In 1978, Femi Kuti started playing alto sax in the band of his father,
the great Fela Kuti. When Fela was put in prison in 1984 for a period of two years, the young
Femi had become band leader in his father's absence. After Fela's return, his son left and created his own
group, the Positive Force. He continued in the same Afrobeat style, but his songs
were shorter and and his lyrics less provocative.
At first, Femi Kuti had to work very hard to work up against the reputation of his father,
and he was always compared to his father. Gradually, recognition came, and by the mid 1990s,
his reputation was established and he could tour around the world.
After the death of his father in 1997, Femi was seen as the inheritor of Afrobeat. Indeed, over the years,
he has grown into an artist in his own right, criticizing and addressing issues such as AIDS, or
the disastrous policies of African rulers.
At the wake of the new century, he returned to return to Lagos to rebuild The Shrine,
a musical venue, inspired on his father's project, that was destroyed by the Military. The album
« Africa Shrine » was recorded there.
In 2008, a new studio album « Day by Day », recorded in Paris, came
out and was well received and seen as one of his best albums.
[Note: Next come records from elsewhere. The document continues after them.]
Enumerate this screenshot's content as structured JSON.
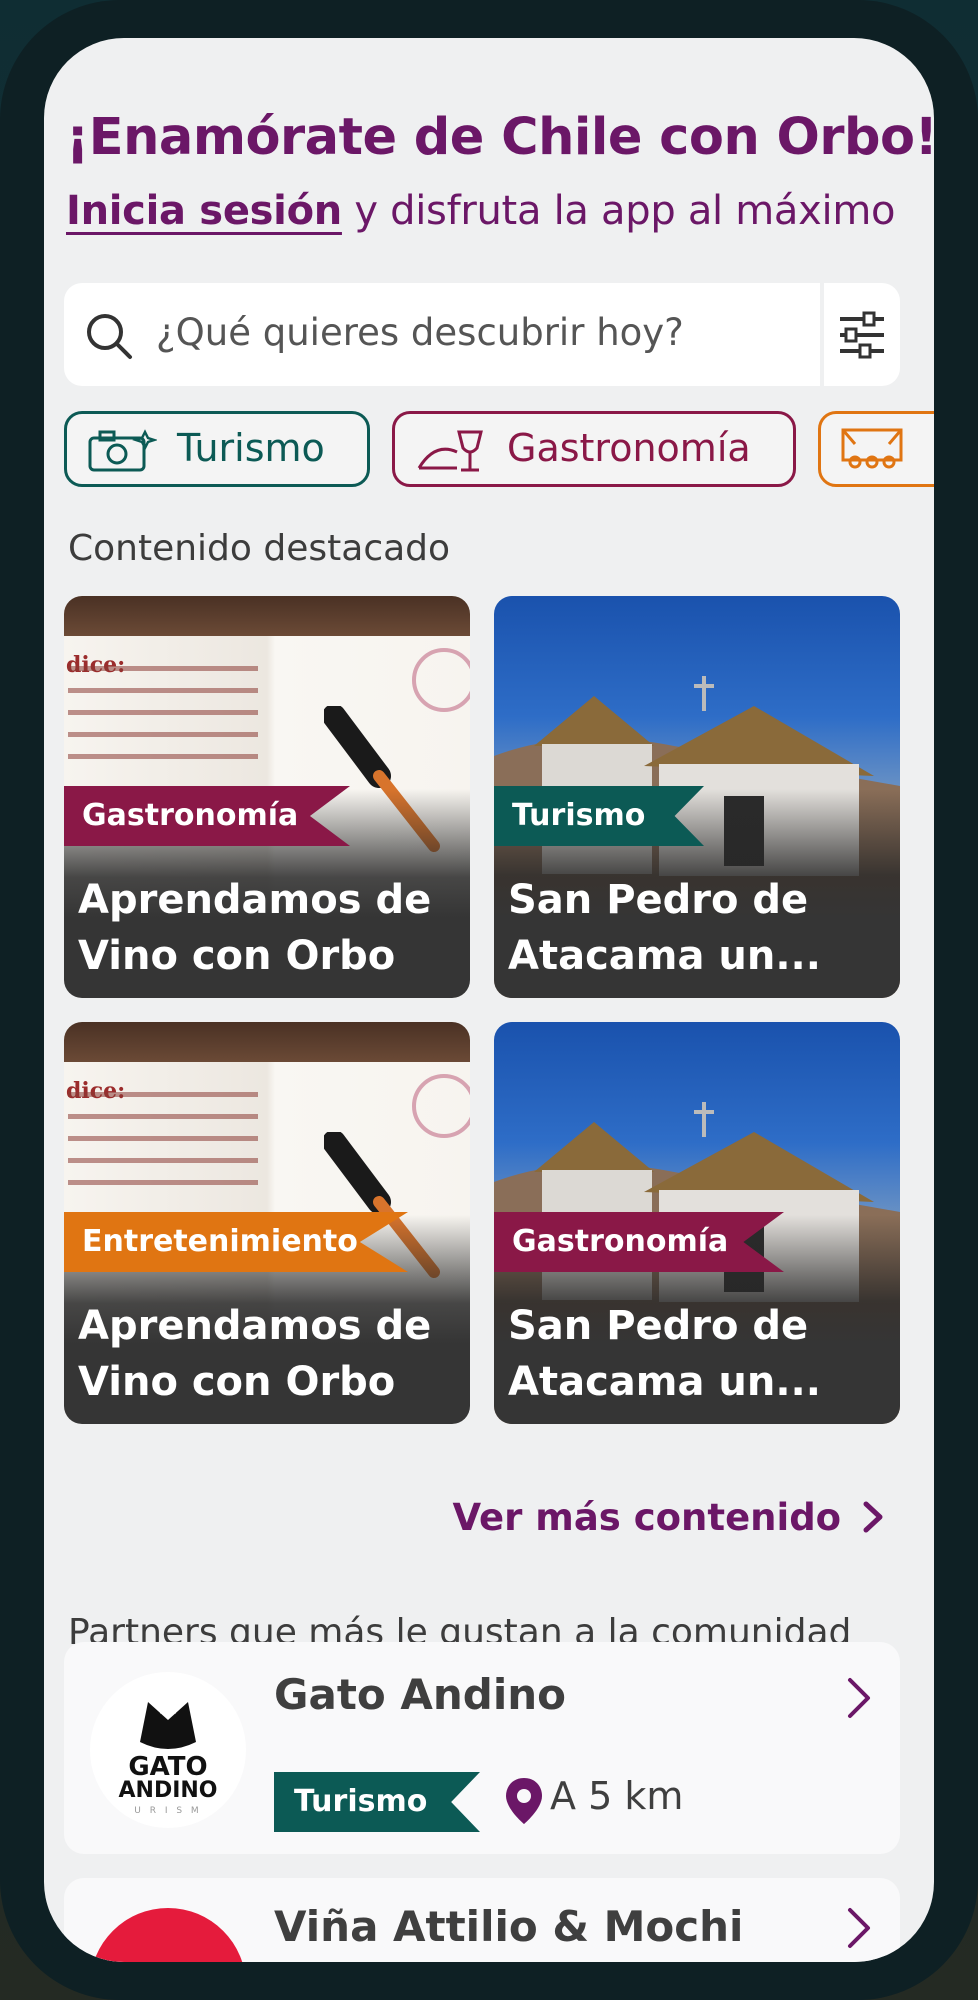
{
  "header": {
    "headline": "¡Enamórate de Chile con Orbo!",
    "login_link": "Inicia sesión",
    "login_suffix": " y disfruta la app al máximo"
  },
  "search": {
    "placeholder": "¿Qué quieres descubrir hoy?",
    "search_icon": "search-icon",
    "filter_icon": "sliders-icon"
  },
  "categories": [
    {
      "label": "Turismo",
      "icon": "camera-icon",
      "color": "#0c5a55"
    },
    {
      "label": "Gastronomía",
      "icon": "dish-wine-icon",
      "color": "#8a1847"
    },
    {
      "label": "",
      "icon": "theater-seats-icon",
      "color": "#e07512"
    }
  ],
  "featured": {
    "title": "Contenido destacado",
    "cards": [
      {
        "tag": "Gastronomía",
        "tag_color": "#8a1847",
        "title_line1": "Aprendamos de",
        "title_line2": "Vino con Orbo",
        "image": "wine-book"
      },
      {
        "tag": "Turismo",
        "tag_color": "#0c5a55",
        "title_line1": "San Pedro de",
        "title_line2": "Atacama un...",
        "image": "adobe-church"
      },
      {
        "tag": "Entretenimiento",
        "tag_color": "#e07512",
        "title_line1": "Aprendamos de",
        "title_line2": "Vino con Orbo",
        "image": "wine-book"
      },
      {
        "tag": "Gastronomía",
        "tag_color": "#8a1847",
        "title_line1": "San Pedro de",
        "title_line2": "Atacama un...",
        "image": "adobe-church"
      }
    ],
    "more_label": "Ver más contenido"
  },
  "partners": {
    "title": "Partners que más le gustan a la comunidad",
    "items": [
      {
        "name": "Gato Andino",
        "tag": "Turismo",
        "distance": "A 5 km",
        "logo_text_1": "GATO",
        "logo_text_2": "ANDINO",
        "logo_text_3": "U R I S M"
      },
      {
        "name": "Viña Attilio & Mochi"
      }
    ]
  },
  "colors": {
    "brand_purple": "#6b1767",
    "turismo": "#0c5a55",
    "gastronomia": "#8a1847",
    "entretenimiento": "#e07512"
  }
}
His album
« Africa for Africa » was recorded in Lagos, in the old studio
where his first album, but also many albums by his father, were recorded. Femi's music is now much less polished, and
Femi's lyrics are more agressive and vindicative than before.
Born: 16 June 1962 as Olufela Olufemi Anikulapo Kuti, in London